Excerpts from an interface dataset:
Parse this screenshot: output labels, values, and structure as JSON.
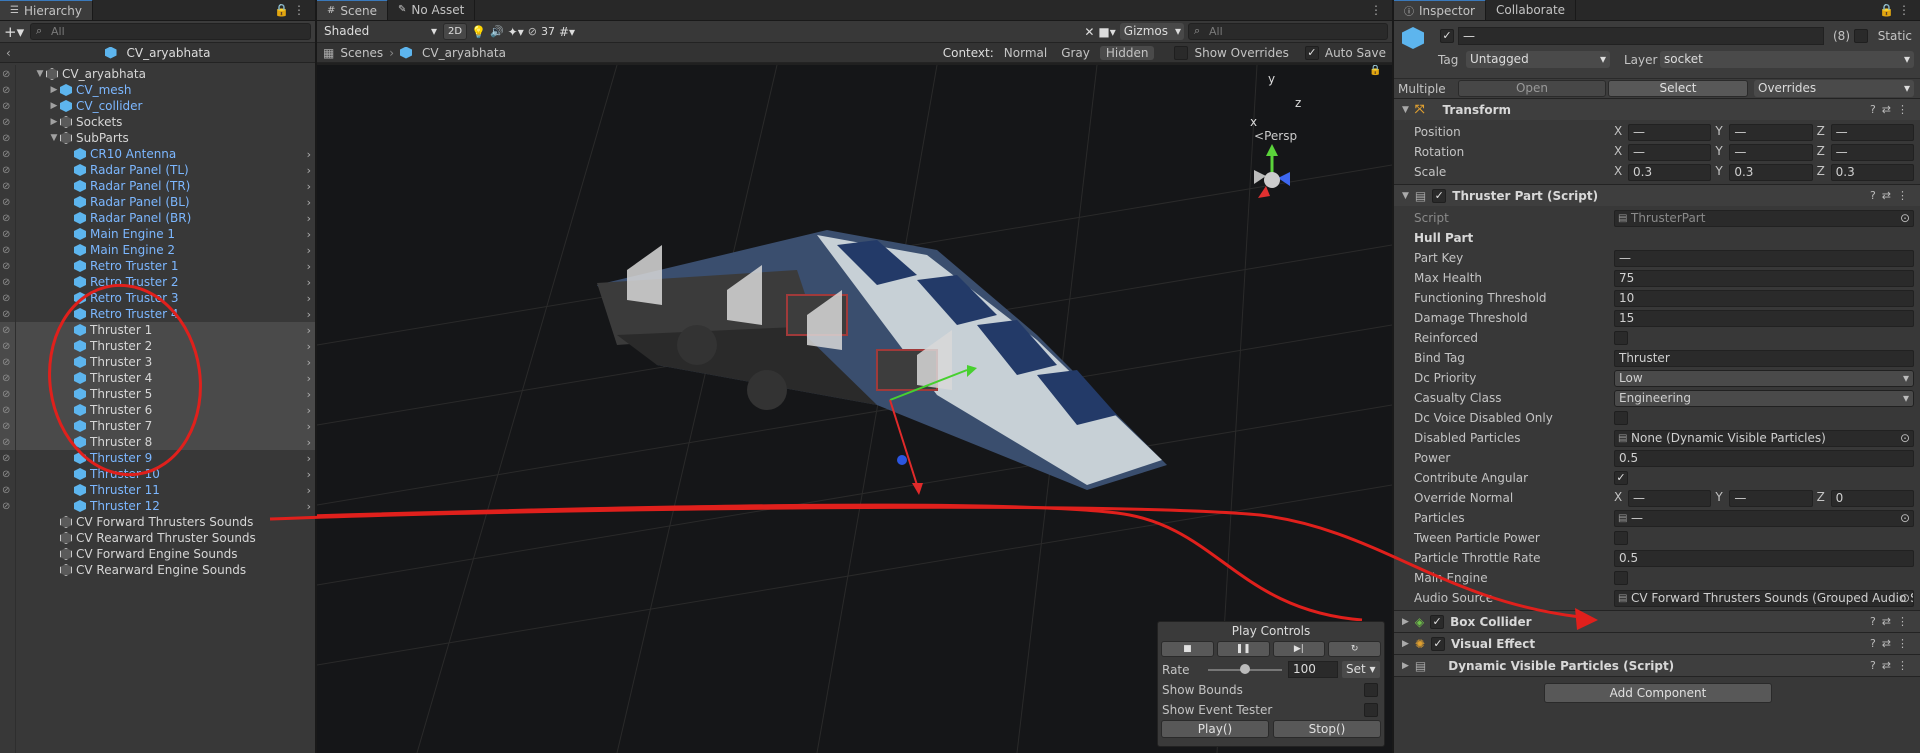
{
  "hierarchy": {
    "tab_label": "Hierarchy",
    "search_placeholder": "All",
    "scene_title": "CV_aryabhata",
    "rows": [
      {
        "indent": 0,
        "label": "CV_aryabhata",
        "expanded": true,
        "color": "white",
        "cube": "gray",
        "chevron": false
      },
      {
        "indent": 1,
        "label": "CV_mesh",
        "expanded": false,
        "color": "blue",
        "cube": "blue",
        "chevron": false
      },
      {
        "indent": 1,
        "label": "CV_collider",
        "expanded": false,
        "color": "blue",
        "cube": "blue",
        "chevron": false
      },
      {
        "indent": 1,
        "label": "Sockets",
        "expanded": false,
        "color": "white",
        "cube": "gray",
        "chevron": false
      },
      {
        "indent": 1,
        "label": "SubParts",
        "expanded": true,
        "color": "white",
        "cube": "gray",
        "chevron": false
      },
      {
        "indent": 2,
        "label": "CR10 Antenna",
        "color": "blue",
        "cube": "blue",
        "chevron": true
      },
      {
        "indent": 2,
        "label": "Radar Panel (TL)",
        "color": "blue",
        "cube": "blue",
        "chevron": true
      },
      {
        "indent": 2,
        "label": "Radar Panel (TR)",
        "color": "blue",
        "cube": "blue",
        "chevron": true
      },
      {
        "indent": 2,
        "label": "Radar Panel (BL)",
        "color": "blue",
        "cube": "blue",
        "chevron": true
      },
      {
        "indent": 2,
        "label": "Radar Panel (BR)",
        "color": "blue",
        "cube": "blue",
        "chevron": true
      },
      {
        "indent": 2,
        "label": "Main Engine 1",
        "color": "blue",
        "cube": "blue",
        "chevron": true
      },
      {
        "indent": 2,
        "label": "Main Engine 2",
        "color": "blue",
        "cube": "blue",
        "chevron": true
      },
      {
        "indent": 2,
        "label": "Retro Truster 1",
        "color": "blue",
        "cube": "blue",
        "chevron": true
      },
      {
        "indent": 2,
        "label": "Retro Truster 2",
        "color": "blue",
        "cube": "blue",
        "chevron": true
      },
      {
        "indent": 2,
        "label": "Retro Truster 3",
        "color": "blue",
        "cube": "blue",
        "chevron": true
      },
      {
        "indent": 2,
        "label": "Retro Truster 4",
        "color": "blue",
        "cube": "blue",
        "chevron": true
      },
      {
        "indent": 2,
        "label": "Thruster 1",
        "color": "white",
        "cube": "blue",
        "chevron": true,
        "selected": true
      },
      {
        "indent": 2,
        "label": "Thruster 2",
        "color": "white",
        "cube": "blue",
        "chevron": true,
        "selected": true
      },
      {
        "indent": 2,
        "label": "Thruster 3",
        "color": "white",
        "cube": "blue",
        "chevron": true,
        "selected": true
      },
      {
        "indent": 2,
        "label": "Thruster 4",
        "color": "white",
        "cube": "blue",
        "chevron": true,
        "selected": true
      },
      {
        "indent": 2,
        "label": "Thruster 5",
        "color": "white",
        "cube": "blue",
        "chevron": true,
        "selected": true
      },
      {
        "indent": 2,
        "label": "Thruster 6",
        "color": "white",
        "cube": "blue",
        "chevron": true,
        "selected": true
      },
      {
        "indent": 2,
        "label": "Thruster 7",
        "color": "white",
        "cube": "blue",
        "chevron": true,
        "selected": true
      },
      {
        "indent": 2,
        "label": "Thruster 8",
        "color": "white",
        "cube": "blue",
        "chevron": true,
        "selected": true
      },
      {
        "indent": 2,
        "label": "Thruster 9",
        "color": "blue",
        "cube": "blue",
        "chevron": true
      },
      {
        "indent": 2,
        "label": "Thruster 10",
        "color": "blue",
        "cube": "blue",
        "chevron": true
      },
      {
        "indent": 2,
        "label": "Thruster 11",
        "color": "blue",
        "cube": "blue",
        "chevron": true
      },
      {
        "indent": 2,
        "label": "Thruster 12",
        "color": "blue",
        "cube": "blue",
        "chevron": true
      },
      {
        "indent": 1,
        "label": "CV Forward Thrusters Sounds",
        "color": "white",
        "cube": "gray",
        "chevron": false,
        "noeye": true
      },
      {
        "indent": 1,
        "label": "CV Rearward Thruster Sounds",
        "color": "white",
        "cube": "gray",
        "chevron": false,
        "noeye": true
      },
      {
        "indent": 1,
        "label": "CV Forward Engine Sounds",
        "color": "white",
        "cube": "gray",
        "chevron": false,
        "noeye": true
      },
      {
        "indent": 1,
        "label": "CV Rearward Engine Sounds",
        "color": "white",
        "cube": "gray",
        "chevron": false,
        "noeye": true
      }
    ]
  },
  "scene": {
    "tab_scene": "Scene",
    "tab_asset": "No Asset",
    "shading": "Shaded",
    "mode_2d": "2D",
    "hidden_count": "37",
    "gizmos": "Gizmos",
    "search_placeholder": "All",
    "crumb_root": "Scenes",
    "crumb_current": "CV_aryabhata",
    "context_label": "Context:",
    "ctx_normal": "Normal",
    "ctx_gray": "Gray",
    "ctx_hidden": "Hidden",
    "show_overrides": "Show Overrides",
    "auto_save": "Auto Save",
    "persp": "Persp",
    "axis_x": "x",
    "axis_y": "y",
    "axis_z": "z",
    "play_controls": {
      "title": "Play Controls",
      "rate_label": "Rate",
      "rate_value": "100",
      "set_label": "Set",
      "rate_fraction": 0.5,
      "show_bounds": "Show Bounds",
      "show_event_tester": "Show Event Tester",
      "play_btn": "Play()",
      "stop_btn": "Stop()"
    }
  },
  "inspector": {
    "tab_inspector": "Inspector",
    "tab_collaborate": "Collaborate",
    "name_value": "—",
    "count": "(8)",
    "static_label": "Static",
    "tag_label": "Tag",
    "tag_value": "Untagged",
    "layer_label": "Layer",
    "layer_value": "socket",
    "multiple_label": "Multiple",
    "open_btn": "Open",
    "select_btn": "Select",
    "overrides_label": "Overrides",
    "transform": {
      "title": "Transform",
      "position_label": "Position",
      "rotation_label": "Rotation",
      "scale_label": "Scale",
      "position": [
        "—",
        "—",
        "—"
      ],
      "rotation": [
        "—",
        "—",
        "—"
      ],
      "scale": [
        "0.3",
        "0.3",
        "0.3"
      ]
    },
    "thruster": {
      "title": "Thruster Part (Script)",
      "script_label": "Script",
      "script_value": "ThrusterPart",
      "section": "Hull Part",
      "part_key_label": "Part Key",
      "part_key": "—",
      "max_health_label": "Max Health",
      "max_health": "75",
      "functioning_label": "Functioning Threshold",
      "functioning": "10",
      "damage_label": "Damage Threshold",
      "damage": "15",
      "reinforced_label": "Reinforced",
      "bind_tag_label": "Bind Tag",
      "bind_tag": "Thruster",
      "dc_priority_label": "Dc Priority",
      "dc_priority": "Low",
      "casualty_label": "Casualty Class",
      "casualty": "Engineering",
      "dc_voice_label": "Dc Voice Disabled Only",
      "disabled_particles_label": "Disabled Particles",
      "disabled_particles": "None (Dynamic Visible Particles)",
      "power_label": "Power",
      "power": "0.5",
      "contribute_label": "Contribute Angular",
      "override_label": "Override Normal",
      "override": [
        "—",
        "—",
        "0"
      ],
      "particles_label": "Particles",
      "particles": "—",
      "tween_label": "Tween Particle Power",
      "throttle_label": "Particle Throttle Rate",
      "throttle": "0.5",
      "main_engine_label": "Main Engine",
      "audio_label": "Audio Source",
      "audio": "CV Forward Thrusters Sounds (Grouped Audio So"
    },
    "box_collider": "Box Collider",
    "visual_effect": "Visual Effect",
    "dynamic_particles": "Dynamic Visible Particles (Script)",
    "add_component": "Add Component"
  },
  "colors": {
    "accent": "#3a79bb",
    "annotation": "#e0201c",
    "prefab_blue": "#7cb7ff"
  }
}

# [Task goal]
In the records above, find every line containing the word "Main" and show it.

# [Written solution]
        "label": "Main Engine 1",
        "label": "Main Engine 2",
      "main_engine_label": "Main Engine",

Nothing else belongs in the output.